I was talking to a founder friend of mine the other day, and she made a comment about her startup’s search for its first non-founder (aka, “professional”) CEO. She said the following about the nearly one-year recruiting process:
“Because every person in the search process had veto power, the process was inadvertently designed to go slowly and not produce the best candidate. We passed on plenty of candidates superior to the person we eventually hired because someone had a problem with them and we assumed we’d find someone better in the future. Eventually, the combination of search fatigue with dwindling cash compelled us to act so we locked in to the best person we had in-process at the time. In effect, the process wasn’t designed to hire the most qualified candidate, but the least objectionable one.”
In this case the failed process was catastrophic. The candidate they selected took the company in a different direction and my friend the founder was pushed out a few months later.
Here are some thoughts on how to create a CEO search process that produces the best, as opposed to the least objectionable, candidate:
- Set up a search committee that does not include the whole board, so you are not creating a process with a large number of people who have veto power.
- Write down what you want in a candidate in the form of a must-have, nice-to-have list. Don’t delegate writing the core of the job spec for your new CEO to an associate at your search firm, cutting and pasting from the last spec.

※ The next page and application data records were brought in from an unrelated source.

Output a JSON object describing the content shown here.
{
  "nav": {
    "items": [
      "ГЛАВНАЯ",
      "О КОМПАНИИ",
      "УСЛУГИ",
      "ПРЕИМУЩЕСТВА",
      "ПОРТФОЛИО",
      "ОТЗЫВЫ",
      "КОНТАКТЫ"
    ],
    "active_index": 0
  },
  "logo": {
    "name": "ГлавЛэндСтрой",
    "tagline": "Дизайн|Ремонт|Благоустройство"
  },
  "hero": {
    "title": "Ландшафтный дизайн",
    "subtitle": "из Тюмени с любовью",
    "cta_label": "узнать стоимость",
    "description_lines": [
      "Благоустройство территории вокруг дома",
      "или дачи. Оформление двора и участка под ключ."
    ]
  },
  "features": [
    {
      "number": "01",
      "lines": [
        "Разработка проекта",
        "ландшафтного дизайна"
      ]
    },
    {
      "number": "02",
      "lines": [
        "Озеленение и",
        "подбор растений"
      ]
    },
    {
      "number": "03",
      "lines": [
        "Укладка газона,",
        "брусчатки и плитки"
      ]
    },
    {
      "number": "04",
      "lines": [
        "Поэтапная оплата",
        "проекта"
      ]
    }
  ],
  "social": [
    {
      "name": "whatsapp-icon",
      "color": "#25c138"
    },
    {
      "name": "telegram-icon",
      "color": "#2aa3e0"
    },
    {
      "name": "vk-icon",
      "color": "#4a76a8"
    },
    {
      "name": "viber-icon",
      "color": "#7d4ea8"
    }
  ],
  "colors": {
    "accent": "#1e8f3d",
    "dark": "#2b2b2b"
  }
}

- Be mindful about the sequencing and timing of candidates. Ask to see calibration candidates first to get people warmed up. Try to cluster candidates. Try to have sure candidates see the search committee in a different orders. Slow down highly-qualified early candidates and speed up highly-qualified late entrants. Like it or not, timing matters enormously.
- Check some references before passing candidates beyond the committee. Do some blind reference checking before moving candidates to the next step in the process. There’s no point in having the group falling in love with a candidate only to discover they have poor reputation or dubious claims on their resume.

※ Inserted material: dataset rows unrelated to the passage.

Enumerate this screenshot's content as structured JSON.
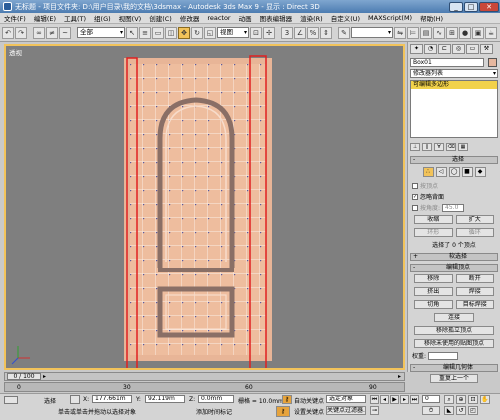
{
  "titlebar": {
    "title": "无标题  - 项目文件夹: D:\\用户目录\\我的文档\\3dsmax  - Autodesk 3ds Max 9  - 显示 : Direct 3D",
    "minimize": "_",
    "maximize": "□",
    "close": "✕"
  },
  "menu": [
    "文件(F)",
    "编辑(E)",
    "工具(T)",
    "组(G)",
    "视图(V)",
    "创建(C)",
    "修改器",
    "reactor",
    "动画",
    "图表编辑器",
    "渲染(R)",
    "自定义(U)",
    "MAXScript(M)",
    "帮助(H)"
  ],
  "toolbar": {
    "selection_filter": "全部",
    "coord_system": "视图",
    "named_selection": ""
  },
  "viewport": {
    "label": "透视"
  },
  "panel": {
    "object_name": "Box01",
    "modifier_list": "修改器列表",
    "stack_item": "可编辑多边形",
    "selection": {
      "title": "选择",
      "by_vertex": "按顶点",
      "ignore_backfacing": "忽略背面",
      "by_angle": "按角度:",
      "angle_value": "45.0",
      "shrink": "收缩",
      "grow": "扩大",
      "ring": "环形",
      "loop": "循环",
      "info": "选择了 0 个顶点"
    },
    "soft_selection": {
      "title": "软选择"
    },
    "edit_vertices": {
      "title": "编辑顶点",
      "remove": "移除",
      "break": "断开",
      "extrude": "挤出",
      "weld": "焊接",
      "chamfer": "切角",
      "target_weld": "目标焊接",
      "connect": "连接",
      "remove_isolated": "移除孤立顶点",
      "remove_unused_map": "移除未使用的贴图顶点",
      "weight_label": "权重:"
    },
    "edit_geometry": {
      "title": "编辑几何体",
      "repeat_last": "重复上一个"
    }
  },
  "timeslider": {
    "position": "0 / 100"
  },
  "trackbar": {
    "ticks": [
      "0",
      "30",
      "60",
      "90"
    ]
  },
  "status": {
    "select_label": "选择",
    "x_label": "X:",
    "x_value": "177.661m",
    "y_label": "Y:",
    "y_value": "92.119m",
    "z_label": "Z:",
    "z_value": "0.0mm",
    "grid": "栅格 = 10.0mm",
    "auto_key": "自动关键点",
    "selected_object": "选定对象",
    "set_key": "设置关键点",
    "key_filters": "关键点过滤器...",
    "prompt": "单击或单击并拖动以选择对象",
    "add_time_tag": "添加时间标记",
    "frame_value": "0"
  }
}
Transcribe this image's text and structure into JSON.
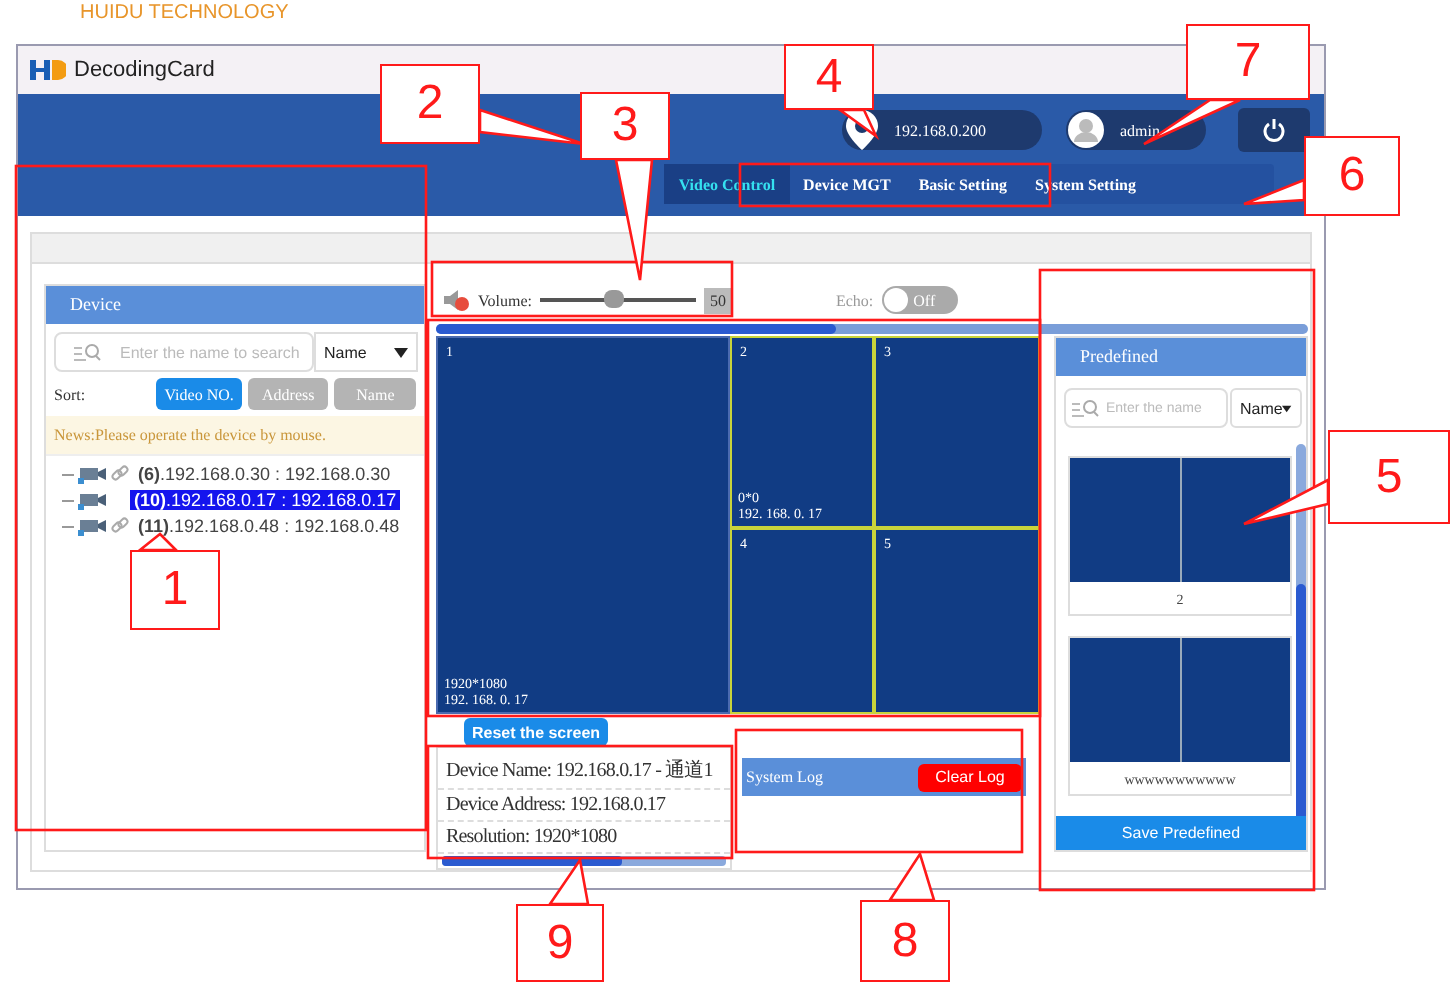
{
  "header_text": "HUIDU TECHNOLOGY",
  "window": {
    "title": "DecodingCard"
  },
  "connection": {
    "ip": "192.168.0.200",
    "user": "admin"
  },
  "nav_tabs": [
    {
      "label": "Video Control",
      "selected": true
    },
    {
      "label": "Device MGT",
      "selected": false
    },
    {
      "label": "Basic Setting",
      "selected": false
    },
    {
      "label": "System Setting",
      "selected": false
    }
  ],
  "device_panel": {
    "title": "Device",
    "search_placeholder": "Enter the name to search",
    "search_by": "Name",
    "sort_label": "Sort:",
    "sort_buttons": [
      {
        "label": "Video NO.",
        "selected": true
      },
      {
        "label": "Address",
        "selected": false
      },
      {
        "label": "Name",
        "selected": false
      }
    ],
    "notice": "News:Please operate the device by mouse.",
    "devices": [
      {
        "number": "(6)",
        "address": ".192.168.0.30 : 192.168.0.30",
        "selected": false,
        "linked": true
      },
      {
        "number": "(10)",
        "address": ".192.168.0.17 : 192.168.0.17",
        "selected": true,
        "linked": false
      },
      {
        "number": "(11)",
        "address": ".192.168.0.48 : 192.168.0.48",
        "selected": false,
        "linked": true
      }
    ]
  },
  "volume": {
    "label": "Volume:",
    "level": 0.48,
    "value": "50"
  },
  "echo": {
    "label": "Echo:",
    "on": false,
    "state_text": "Off"
  },
  "screens": [
    {
      "number": "1",
      "resolution": "1920*1080",
      "address": "192. 168. 0. 17"
    },
    {
      "number": "2",
      "resolution": "0*0",
      "address": "192. 168. 0. 17"
    },
    {
      "number": "3"
    },
    {
      "number": "4"
    },
    {
      "number": "5"
    }
  ],
  "reset_button": "Reset the screen",
  "device_info": [
    {
      "label": "Device Name:",
      "value": "192.168.0.17 - 通道1"
    },
    {
      "label": "Device Address:",
      "value": "192.168.0.17"
    },
    {
      "label": "Resolution:",
      "value": "1920*1080"
    }
  ],
  "system_log": {
    "title": "System Log",
    "clear_button": "Clear Log"
  },
  "predefined": {
    "title": "Predefined",
    "search_placeholder": "Enter the name",
    "search_by": "Name",
    "presets": [
      {
        "name": "2"
      },
      {
        "name": "wwwwwwwwwww"
      }
    ],
    "save_button": "Save Predefined"
  },
  "annotations": [
    {
      "label": "1"
    },
    {
      "label": "2"
    },
    {
      "label": "3"
    },
    {
      "label": "4"
    },
    {
      "label": "5"
    },
    {
      "label": "6"
    },
    {
      "label": "7"
    },
    {
      "label": "8"
    },
    {
      "label": "9"
    }
  ]
}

- Let candidates ask for additional interviews beyond a relatively small core team instead of defining a process where every candidate automatically sees every board member and executive staffer. You can learn a ton about candidates by who they ask, and don’t ask, to see.
- Ask candidates to present their plans for the company. While all of them should include 90 days of learning and assessment (think: “seek first to understand”) before taking action, virtually any qualified and engaged candidate has an 80% developed plan in their mind, so ask them to share it with you.
Hiring a CEO is a classic case in big-time decision-making. Setting up a committee where each person has veto power is absolutely the wrong move.
Rather than veto power, a better way is to set it up like a trial. A trial gives both the prosecution and the defense ample time to present their arguments.
I’ve always recommended when hiring a member of the senior team, to select your top three or four candidates, then hold a “mock trial” where you gather all the decision-makers in a room and then present each candidate one by one and have one person argue why they are the best candidate and another argue why they’re not. That way you will be guaranteed that everyone is vetted properly and you will have the best arguments for and against.
No one is perfect and no one will be a perfect fit. But, some flaws will be easier to live with than others. Unless you have both sides of the equation covered you are making a big mistake.
I wrote about this topic recently on LinkedIn as a primer for CEO decision-making but your post is relevant as well. https://www.linkedin.com/pulse/primer-decision-making-ceos-bob-hatcher/